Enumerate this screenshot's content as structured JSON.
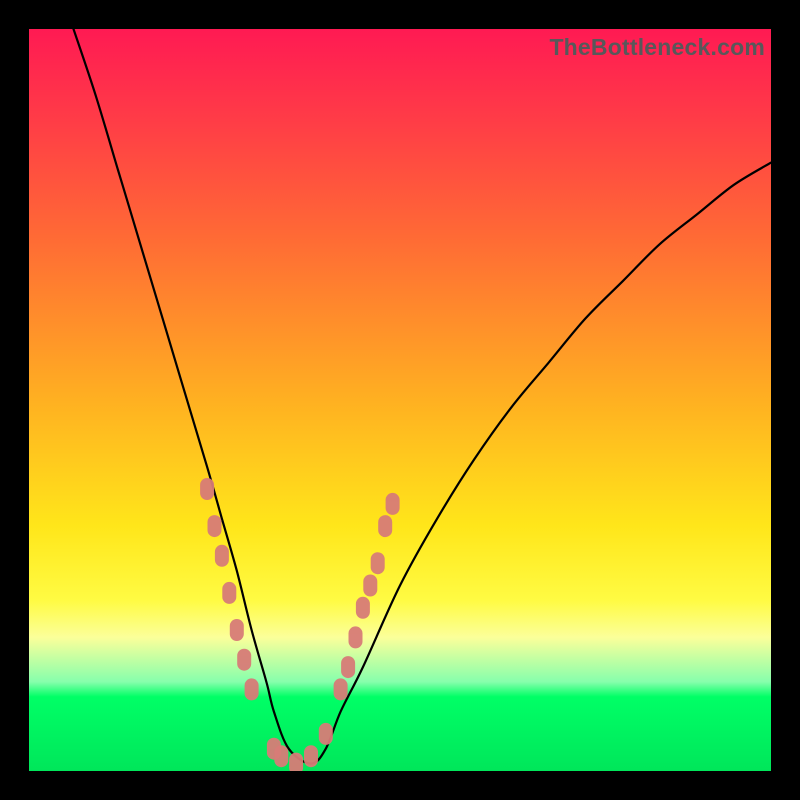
{
  "watermark": "TheBottleneck.com",
  "chart_data": {
    "type": "line",
    "title": "",
    "xlabel": "",
    "ylabel": "",
    "xlim": [
      0,
      100
    ],
    "ylim": [
      0,
      100
    ],
    "grid": false,
    "series": [
      {
        "name": "bottleneck-curve",
        "x": [
          6,
          9,
          12,
          15,
          18,
          21,
          24,
          26,
          28,
          30,
          32,
          33,
          35,
          38,
          40,
          42,
          45,
          50,
          55,
          60,
          65,
          70,
          75,
          80,
          85,
          90,
          95,
          100
        ],
        "y": [
          100,
          91,
          81,
          71,
          61,
          51,
          41,
          34,
          27,
          19,
          12,
          8,
          3,
          1,
          3,
          8,
          14,
          25,
          34,
          42,
          49,
          55,
          61,
          66,
          71,
          75,
          79,
          82
        ]
      }
    ],
    "markers": {
      "name": "marker-cluster",
      "points": [
        {
          "x": 24,
          "y": 38
        },
        {
          "x": 25,
          "y": 33
        },
        {
          "x": 26,
          "y": 29
        },
        {
          "x": 27,
          "y": 24
        },
        {
          "x": 28,
          "y": 19
        },
        {
          "x": 29,
          "y": 15
        },
        {
          "x": 30,
          "y": 11
        },
        {
          "x": 33,
          "y": 3
        },
        {
          "x": 34,
          "y": 2
        },
        {
          "x": 36,
          "y": 1
        },
        {
          "x": 38,
          "y": 2
        },
        {
          "x": 40,
          "y": 5
        },
        {
          "x": 42,
          "y": 11
        },
        {
          "x": 43,
          "y": 14
        },
        {
          "x": 44,
          "y": 18
        },
        {
          "x": 45,
          "y": 22
        },
        {
          "x": 46,
          "y": 25
        },
        {
          "x": 47,
          "y": 28
        },
        {
          "x": 48,
          "y": 33
        },
        {
          "x": 49,
          "y": 36
        }
      ]
    },
    "gradient_stops": [
      {
        "pos": 0,
        "color": "#ff1a53"
      },
      {
        "pos": 50,
        "color": "#ffb021"
      },
      {
        "pos": 77,
        "color": "#fffb43"
      },
      {
        "pos": 90,
        "color": "#00ff66"
      },
      {
        "pos": 100,
        "color": "#00e65a"
      }
    ]
  }
}
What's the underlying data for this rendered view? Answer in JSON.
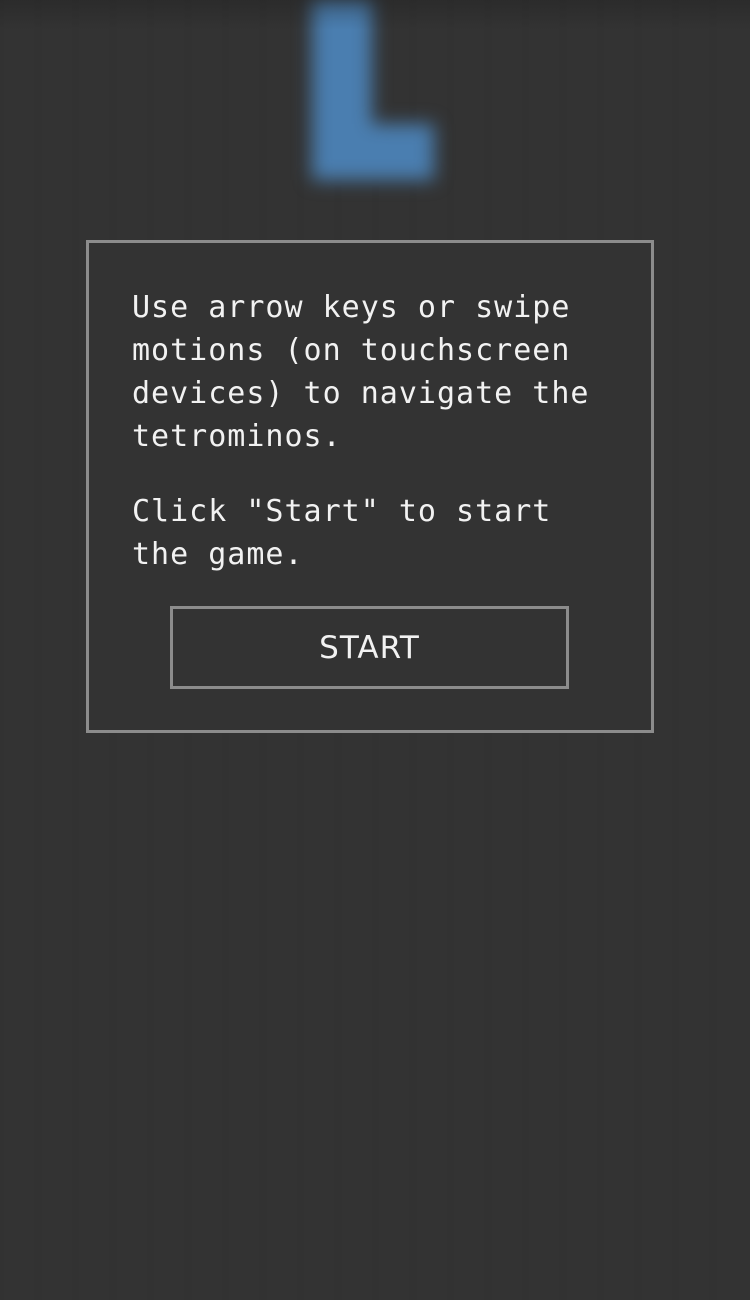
{
  "game": {
    "falling_piece": {
      "shape": "L",
      "color": "#4a7eb0"
    },
    "background_color": "#333333"
  },
  "dialog": {
    "instructions": "Use arrow keys or swipe motions (on touchscreen devices) to navigate the tetrominos.",
    "start_hint": "Click \"Start\" to start the game.",
    "start_button_label": "START",
    "border_color": "#8c8c8c"
  }
}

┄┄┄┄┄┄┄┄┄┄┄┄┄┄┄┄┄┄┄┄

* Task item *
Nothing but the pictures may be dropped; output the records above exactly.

* Result below *
Enumerate this screenshot's content as structured JSON.
{
  "watermark": "TheBottleneck.com",
  "chart_data": {
    "type": "line",
    "title": "",
    "xlabel": "",
    "ylabel": "",
    "xlim": [
      0,
      100
    ],
    "ylim": [
      0,
      100
    ],
    "grid": false,
    "series": [
      {
        "name": "bottleneck-curve",
        "x": [
          6,
          9,
          12,
          15,
          18,
          21,
          24,
          26,
          28,
          30,
          32,
          33,
          35,
          38,
          40,
          42,
          45,
          50,
          55,
          60,
          65,
          70,
          75,
          80,
          85,
          90,
          95,
          100
        ],
        "y": [
          100,
          91,
          81,
          71,
          61,
          51,
          41,
          34,
          27,
          19,
          12,
          8,
          3,
          1,
          3,
          8,
          14,
          25,
          34,
          42,
          49,
          55,
          61,
          66,
          71,
          75,
          79,
          82
        ]
      }
    ],
    "markers": {
      "name": "marker-cluster",
      "points": [
        {
          "x": 24,
          "y": 38
        },
        {
          "x": 25,
          "y": 33
        },
        {
          "x": 26,
          "y": 29
        },
        {
          "x": 27,
          "y": 24
        },
        {
          "x": 28,
          "y": 19
        },
        {
          "x": 29,
          "y": 15
        },
        {
          "x": 30,
          "y": 11
        },
        {
          "x": 33,
          "y": 3
        },
        {
          "x": 34,
          "y": 2
        },
        {
          "x": 36,
          "y": 1
        },
        {
          "x": 38,
          "y": 2
        },
        {
          "x": 40,
          "y": 5
        },
        {
          "x": 42,
          "y": 11
        },
        {
          "x": 43,
          "y": 14
        },
        {
          "x": 44,
          "y": 18
        },
        {
          "x": 45,
          "y": 22
        },
        {
          "x": 46,
          "y": 25
        },
        {
          "x": 47,
          "y": 28
        },
        {
          "x": 48,
          "y": 33
        },
        {
          "x": 49,
          "y": 36
        }
      ]
    },
    "gradient_stops": [
      {
        "pos": 0,
        "color": "#ff1a53"
      },
      {
        "pos": 50,
        "color": "#ffb021"
      },
      {
        "pos": 77,
        "color": "#fffb43"
      },
      {
        "pos": 90,
        "color": "#00ff66"
      },
      {
        "pos": 100,
        "color": "#00e65a"
      }
    ]
  }
}
What's the underlying data for this rendered view? Answer in JSON.
{
  "game": {
    "falling_piece": {
      "shape": "L",
      "color": "#4a7eb0"
    },
    "background_color": "#333333"
  },
  "dialog": {
    "instructions": "Use arrow keys or swipe motions (on touchscreen devices) to navigate the tetrominos.",
    "start_hint": "Click \"Start\" to start the game.",
    "start_button_label": "START",
    "border_color": "#8c8c8c"
  }
}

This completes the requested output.